Primal movement patterns are the seven fundamental movements that develop in utero and continue through infancy: Twist, Push, Pull, Bend, Squat, Lunge, and Gait. Functional fitness is not cardio training. However, due to its holistic claim to always train several muscle chains in combination, the strain on the cardiovascular system increases and more calories are burned than with conventional training on machines.
Functional fitness can be a good way to combat restlessness and keep your body moving during a shelter-in-place. It refers to exercise that helps you with everyday activities, like: getting up off the floor. carrying heavy objects. To be clear, functional fitness grew out of the crossfit movement, but functional fitness is based on the concept of moving away from machines that simulate exercise towards movements that involve the entire body.
The purpose of Functional Fitness Training is strengthening your muscles and training them to help you perform everyday activities more effortlessly and without injury is the primary goal of functional fitness exercises. It's training that strengthens and conditions the specific mechanical and energetic characteristics of the human body consistent with a target.
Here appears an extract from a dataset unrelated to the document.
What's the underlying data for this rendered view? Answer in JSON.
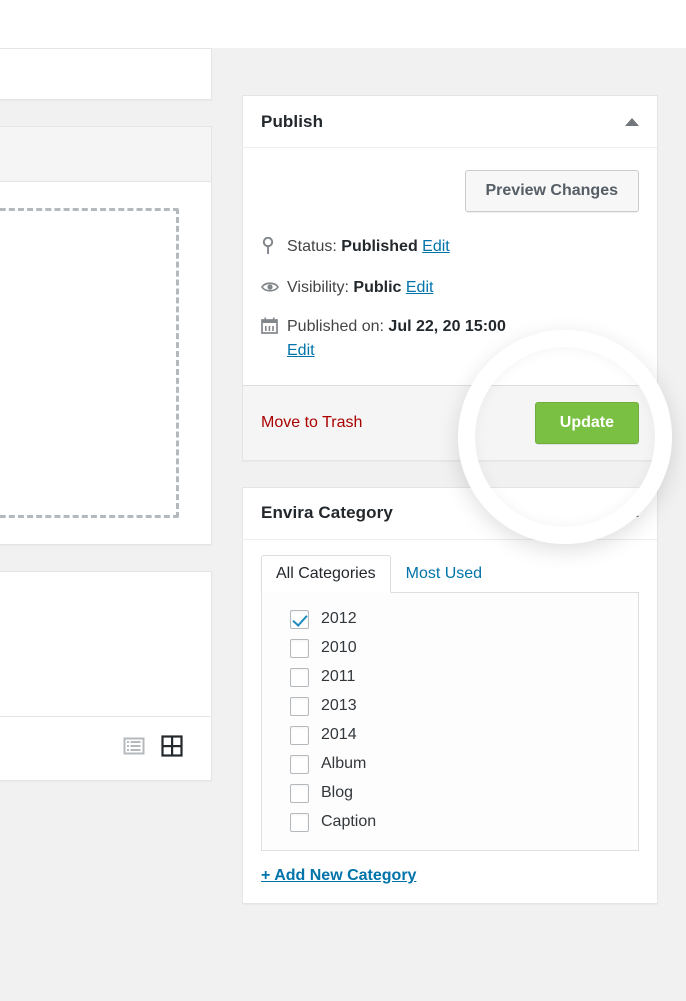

This is applied to your training through the four pillars – locomotion, level changes, push and pull, and rotation.